### Your goal
Scan the data below and report how many lines include the word "trades". Nothing else is wanted.

### Information

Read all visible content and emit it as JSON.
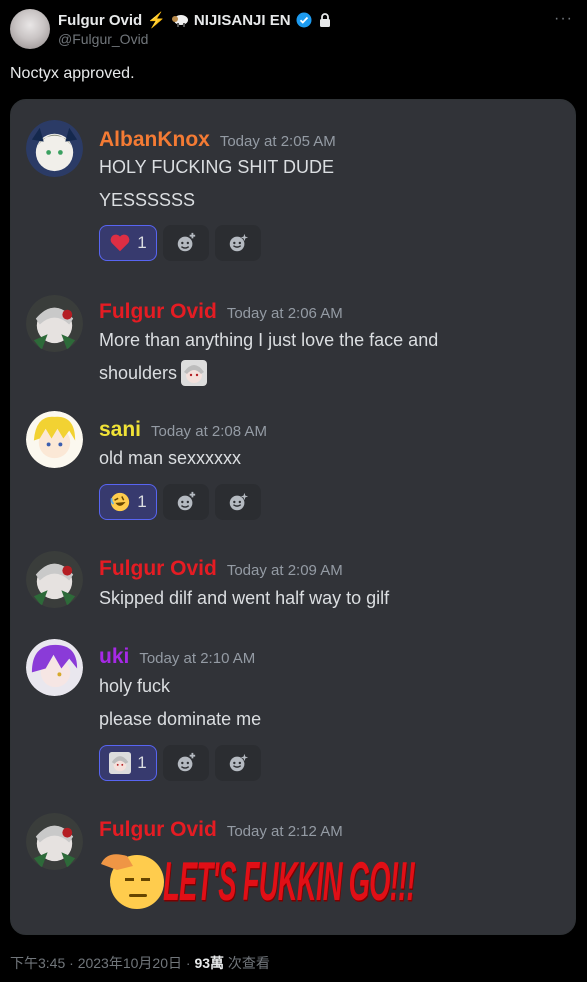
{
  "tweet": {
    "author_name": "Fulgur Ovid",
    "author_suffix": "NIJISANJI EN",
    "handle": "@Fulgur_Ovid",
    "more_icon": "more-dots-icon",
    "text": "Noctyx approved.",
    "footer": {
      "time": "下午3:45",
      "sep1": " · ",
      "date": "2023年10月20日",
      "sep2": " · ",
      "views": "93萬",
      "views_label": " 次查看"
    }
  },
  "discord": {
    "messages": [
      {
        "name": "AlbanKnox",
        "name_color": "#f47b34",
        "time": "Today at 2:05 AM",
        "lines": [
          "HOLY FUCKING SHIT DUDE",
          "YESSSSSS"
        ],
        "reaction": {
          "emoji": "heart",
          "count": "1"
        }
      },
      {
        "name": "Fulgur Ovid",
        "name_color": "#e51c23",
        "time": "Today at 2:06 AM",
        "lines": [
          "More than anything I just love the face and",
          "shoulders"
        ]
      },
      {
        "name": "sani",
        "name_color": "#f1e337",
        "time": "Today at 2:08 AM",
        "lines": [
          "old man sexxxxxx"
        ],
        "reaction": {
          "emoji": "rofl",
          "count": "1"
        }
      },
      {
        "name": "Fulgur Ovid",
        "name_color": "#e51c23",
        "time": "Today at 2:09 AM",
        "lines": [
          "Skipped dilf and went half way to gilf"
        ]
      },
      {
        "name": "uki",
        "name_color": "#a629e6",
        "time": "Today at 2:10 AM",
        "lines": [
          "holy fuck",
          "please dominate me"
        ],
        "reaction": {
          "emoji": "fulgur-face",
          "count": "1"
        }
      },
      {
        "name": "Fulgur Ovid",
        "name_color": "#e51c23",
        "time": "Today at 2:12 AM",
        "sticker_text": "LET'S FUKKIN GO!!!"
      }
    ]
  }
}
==
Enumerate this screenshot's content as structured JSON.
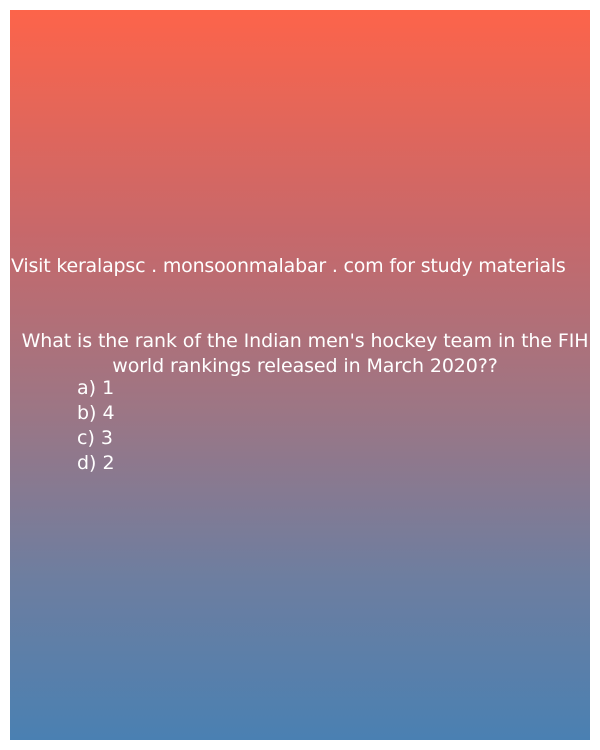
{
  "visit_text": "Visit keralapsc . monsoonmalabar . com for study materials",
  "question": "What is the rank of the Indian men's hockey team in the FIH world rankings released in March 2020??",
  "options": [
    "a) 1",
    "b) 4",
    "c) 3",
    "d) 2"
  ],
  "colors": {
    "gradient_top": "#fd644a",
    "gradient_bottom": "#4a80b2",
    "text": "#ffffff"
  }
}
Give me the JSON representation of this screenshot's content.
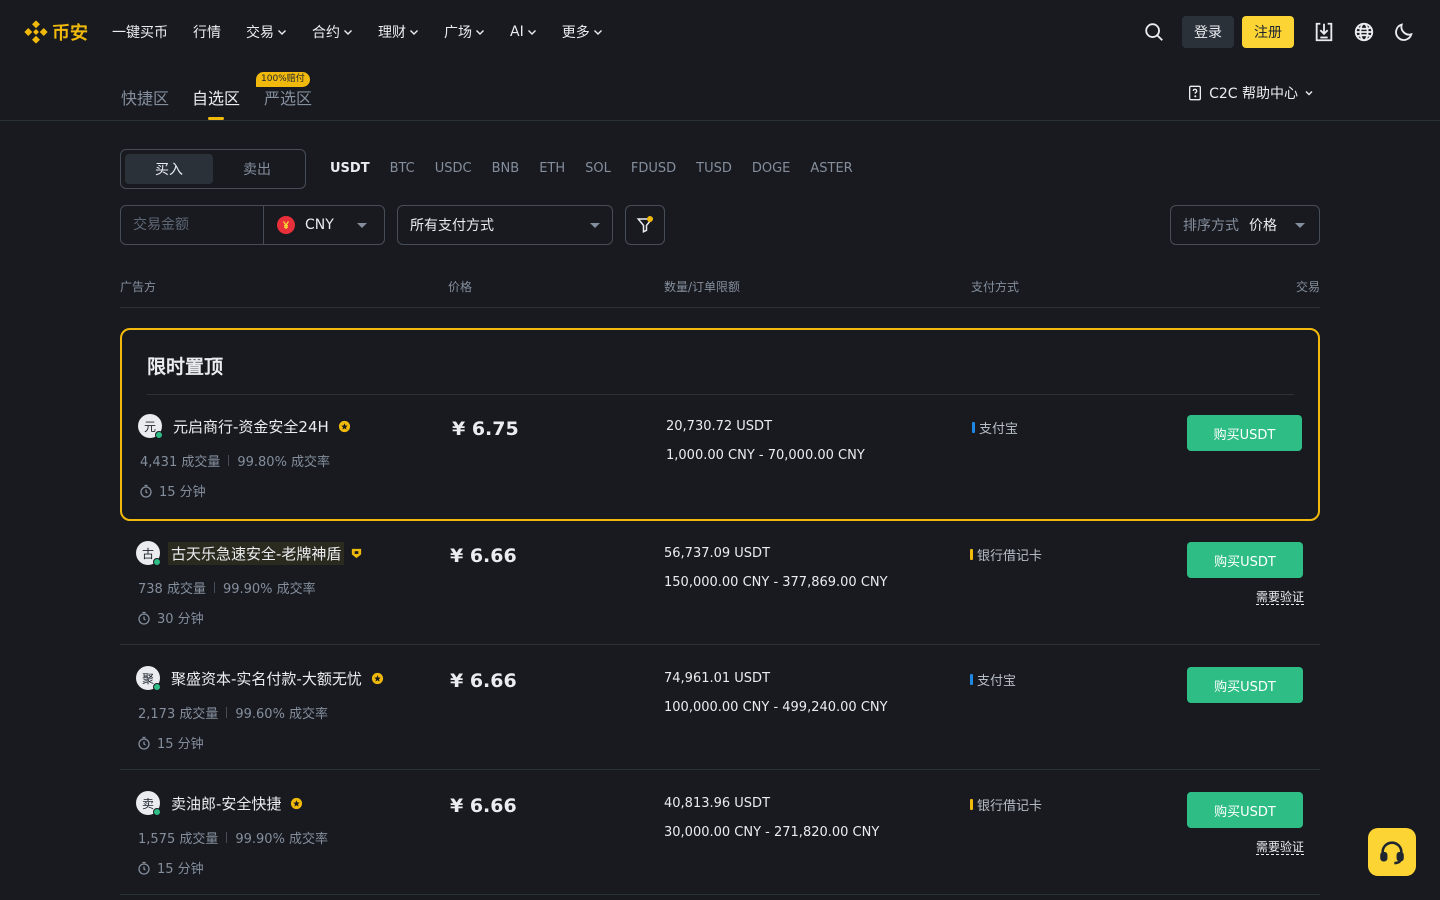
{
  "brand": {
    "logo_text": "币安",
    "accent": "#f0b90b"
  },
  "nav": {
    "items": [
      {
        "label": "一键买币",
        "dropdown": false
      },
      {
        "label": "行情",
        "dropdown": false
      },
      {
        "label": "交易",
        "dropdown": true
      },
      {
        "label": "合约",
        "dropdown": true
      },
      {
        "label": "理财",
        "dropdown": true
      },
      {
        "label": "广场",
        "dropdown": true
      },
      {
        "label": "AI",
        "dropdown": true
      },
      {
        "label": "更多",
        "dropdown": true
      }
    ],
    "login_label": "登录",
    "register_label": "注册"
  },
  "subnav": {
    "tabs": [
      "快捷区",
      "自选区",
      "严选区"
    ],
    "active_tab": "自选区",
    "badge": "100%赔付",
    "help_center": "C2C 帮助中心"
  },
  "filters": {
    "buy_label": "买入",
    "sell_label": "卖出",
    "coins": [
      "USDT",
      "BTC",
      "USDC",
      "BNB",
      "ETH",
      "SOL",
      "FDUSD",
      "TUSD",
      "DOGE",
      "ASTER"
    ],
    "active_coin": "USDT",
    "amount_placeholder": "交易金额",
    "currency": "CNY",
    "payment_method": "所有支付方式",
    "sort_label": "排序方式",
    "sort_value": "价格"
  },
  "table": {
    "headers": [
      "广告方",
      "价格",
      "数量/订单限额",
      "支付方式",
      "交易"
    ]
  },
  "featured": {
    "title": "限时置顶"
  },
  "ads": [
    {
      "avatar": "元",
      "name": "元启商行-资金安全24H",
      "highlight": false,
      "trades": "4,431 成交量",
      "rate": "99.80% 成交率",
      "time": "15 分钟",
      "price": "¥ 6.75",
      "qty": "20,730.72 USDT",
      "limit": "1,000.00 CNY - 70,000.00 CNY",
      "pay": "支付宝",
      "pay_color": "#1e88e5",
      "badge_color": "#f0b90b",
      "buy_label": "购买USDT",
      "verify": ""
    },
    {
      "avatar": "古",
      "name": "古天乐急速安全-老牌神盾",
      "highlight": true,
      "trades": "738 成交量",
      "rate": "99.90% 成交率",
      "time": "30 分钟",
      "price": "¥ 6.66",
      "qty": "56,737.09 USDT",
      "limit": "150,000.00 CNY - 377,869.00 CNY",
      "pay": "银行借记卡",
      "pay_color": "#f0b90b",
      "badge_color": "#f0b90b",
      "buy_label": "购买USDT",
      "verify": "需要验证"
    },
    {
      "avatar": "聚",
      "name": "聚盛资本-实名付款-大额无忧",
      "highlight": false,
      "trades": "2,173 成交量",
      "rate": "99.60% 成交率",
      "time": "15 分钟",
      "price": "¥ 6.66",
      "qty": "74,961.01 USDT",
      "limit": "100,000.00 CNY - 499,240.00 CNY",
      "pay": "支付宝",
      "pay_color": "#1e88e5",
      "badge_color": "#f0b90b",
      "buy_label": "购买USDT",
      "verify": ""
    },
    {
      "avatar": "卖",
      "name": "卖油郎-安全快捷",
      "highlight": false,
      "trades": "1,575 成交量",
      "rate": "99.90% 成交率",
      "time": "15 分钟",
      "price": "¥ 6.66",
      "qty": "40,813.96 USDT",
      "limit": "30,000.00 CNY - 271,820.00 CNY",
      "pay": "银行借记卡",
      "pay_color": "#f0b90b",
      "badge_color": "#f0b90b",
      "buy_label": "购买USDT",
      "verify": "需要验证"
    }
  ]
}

### Written answer
4